Ropczyce has two bookstores, which is two more than I would have expected. Cracow has bookstores everywhere. I can't read Polish, but I could recognize Philip Roth's Kompleks Portnoya, Graetz's six-volume History of the Jews and various other books by Jewish authors and on Jewish themes in bookstore windows. I must add that I also saw a book of Jewish jokes, with lots of caricatures of Jews. Anti-Semitism and philo-Semitism coexist. Jewish ghosts remain. Poland, in this respect, is rather different from Austria, whose president is an unrepentant Nazi, but which has forgotten about its Jews. There are living Jews in Vienna, but not very much evidence of the Jewish presence in the city before Hitler.
Eastern Europe, like so much of the world, has been torn by conflicting nationalisms. The former Yugoslavia is one example of how tenacious these hostilities are. In the case of the Jews, nationalistic antagonism was compounded by old religious hatreds. There are still Jews and Poles, not surprisingly, who feel old resentments and believe old stereotypes.
Bulgaria too is a country where the prejudice against the Turkish minority is both ethnic and religious. Yet democratic elections there have given Turks a role in forming a coalition. Similarly, Poland's first elected president since the Communist Party lost its power has said he will fight the “Zionism is racism” resolution of the United Nations. Jewish and Polish interests in the world coincide; both Polish democracy and Jewish security require a world free from fanaticism and totalitarianism.

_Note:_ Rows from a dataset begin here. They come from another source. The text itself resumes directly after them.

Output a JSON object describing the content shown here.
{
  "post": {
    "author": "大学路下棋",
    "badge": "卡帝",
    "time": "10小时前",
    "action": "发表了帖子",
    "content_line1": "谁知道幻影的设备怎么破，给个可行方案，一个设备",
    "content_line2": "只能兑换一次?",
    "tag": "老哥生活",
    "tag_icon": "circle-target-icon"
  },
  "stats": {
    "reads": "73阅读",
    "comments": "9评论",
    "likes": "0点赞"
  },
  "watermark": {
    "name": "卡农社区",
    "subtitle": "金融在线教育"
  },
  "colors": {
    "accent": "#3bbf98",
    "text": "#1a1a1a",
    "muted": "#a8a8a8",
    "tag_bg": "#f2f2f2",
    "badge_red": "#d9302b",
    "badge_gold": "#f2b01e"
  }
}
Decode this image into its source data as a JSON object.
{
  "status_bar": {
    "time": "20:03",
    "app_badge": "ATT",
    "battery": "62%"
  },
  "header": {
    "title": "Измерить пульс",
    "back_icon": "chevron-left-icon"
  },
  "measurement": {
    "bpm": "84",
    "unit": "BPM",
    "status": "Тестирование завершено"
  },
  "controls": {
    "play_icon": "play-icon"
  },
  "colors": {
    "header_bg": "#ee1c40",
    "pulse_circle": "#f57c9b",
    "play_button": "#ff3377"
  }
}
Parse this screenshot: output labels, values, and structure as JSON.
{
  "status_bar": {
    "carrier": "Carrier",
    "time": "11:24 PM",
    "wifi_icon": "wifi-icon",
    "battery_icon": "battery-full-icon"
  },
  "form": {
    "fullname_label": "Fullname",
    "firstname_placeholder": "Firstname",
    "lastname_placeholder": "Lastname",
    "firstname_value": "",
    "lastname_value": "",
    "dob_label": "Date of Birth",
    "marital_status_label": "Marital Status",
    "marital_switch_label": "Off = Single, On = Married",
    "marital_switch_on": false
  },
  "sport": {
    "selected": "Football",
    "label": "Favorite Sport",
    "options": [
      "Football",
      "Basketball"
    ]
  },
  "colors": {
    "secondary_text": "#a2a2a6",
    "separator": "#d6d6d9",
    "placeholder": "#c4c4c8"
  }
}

There has been a great deal of controversy among American Jews concerning the visit of Jozef Cardinal Glemp to the United States in September and October of 1991. The Cardinal condemned anti-Semitism and expressed regrets that a sermon he delivered in August 1989 might have fostered anti-Jewish stereotypes. Yet he refused to retract some of his accusations: that Jews in Poland had spread alcoholism, for example.
There is a Chinese proverb that offers advice on this question: “Don't fear slow progress; just fear no progress” (Bu pa man; jiu pa zhan). Prejudice will not vanish overnight. Democracy cannot change human nature and does not try to. Controversy will exist as long as there is thought. Human beings were not designed to agree with each other. There are problems that can never be solved, and people will always get angry about them. That is precisely why we need democracy.
It makes perfect sense for a democratic Poland to open a museum devoted to Polish Jewish history.
George Jochnowitz was born in New York City, in 1937. He became aware of different regional pronunciations when he was six, and he could consciously switch accents as a child. He got his Ph.D. in linguistics from Columbia University and taught linguistics at the College of Staten Island, CUNY. His area of specialization was Jewish languages, in particular, Judeo-Italian dialects. As part of a faculty-exchange agreement with Hebei University in Baoding, China, he was in China during the Tiananmen Massacre. He can be reached at firstname.lastname@example.org.
Copyright ©2014. George Jochnowitz. All Rights Reserved. It is republished here with the author's permission.